\xHH For a code with the 8-bit hexadecimal value HH.
\uHHHH For a code with the 16-bit hexadecimal value HHHH.
\UHHHHHHHH For a code with the 32-bit hexadecimal value HHHHHHHH.


>>> u'Klarn.'
>>> u'Non-breaking-\xa0-space.'
>>> u'Less-than-or-equal symbol: \u2264'
u'Less-than-or-equal symbol: \u2264'
>>> u"Phoenician letter 'wau': \U00010905"
u"Phoenician letter 'wau': \U00010905"
>>> len(u'\U00010905')

All the operators and methods of str type are available with unicode values.

Additionally, for a Unicode value U, use this method to encode its value as a string of type str:

U.encode ( encoding[, error )

Return the value of U as type str. The encoding argument is a string that specifies the encoding method. In most cases, this will be 'utf_8'. For discussion and examples, see Section 10.1, “The UTF-8 encoding”.

The optional error string specifies what to do with characters that do not have exact equivalents. For example, if you are converting to the ASCII character set, the encoding argument is 'ascii'. Values of the error argument are given in the table below.

'strict' Raise a UnicodeError exception if any character has no ASCII equivalent. This is the default behavior.
'ignore' Leave out characters that have no equivalent.
'replace' Substitute a '?' for each character that has no equivalent.
'xmlcharrefreplace' Use the XML character entity escape sequence for characters with no ASCII equivalent. The general form of this sequence is "&#N;", where N is the decimal value of the character's code point. This feature is very handy for generating internationalized Web pages.
'backslashreplace' Use Python backslash escape sequences to represent characters with no equivalent.

Here are some examples to demonstrate error argument values.
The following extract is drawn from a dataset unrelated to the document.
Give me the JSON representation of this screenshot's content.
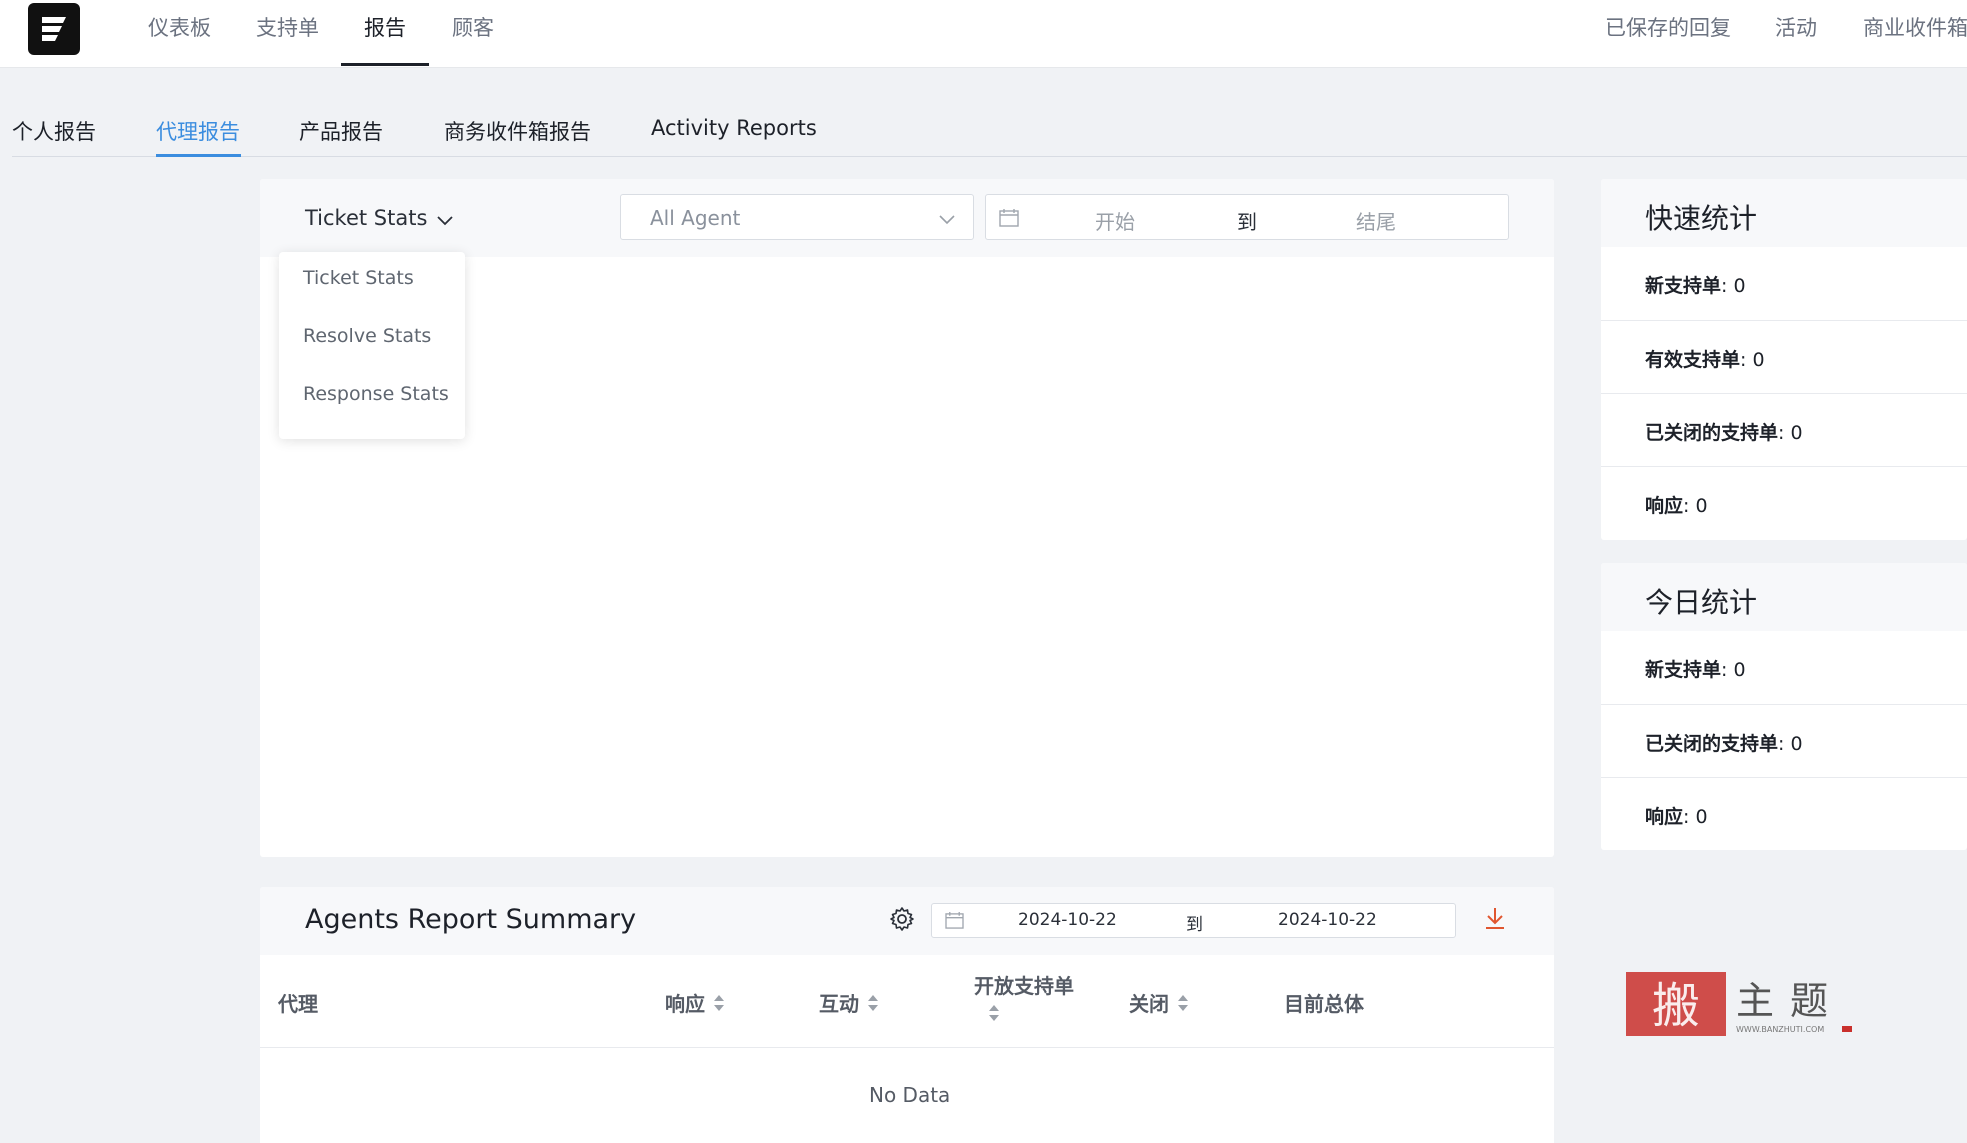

>>> s = u"a\u262ez"
>>> len(s)
>>> s
>>> s.encode('ascii')
Traceback (most recent call last):
  File "<stdin>", line 1, in <module>
UnicodeEncodeError: 'ascii' codec can't encode character u'\u262e'
in position 1: ordinal not in range(128)
>>> s.encode('ascii', 'ignore')
>>> s.encode('ascii', 'replace')
>>> s.encode('ascii', 'xmlcharrefreplace')
>>> hex(9774)
>>> t = s.encode('ascii', 'backslashreplace')
>>> t
>>> print t
>>> len(t)
>>> t[1]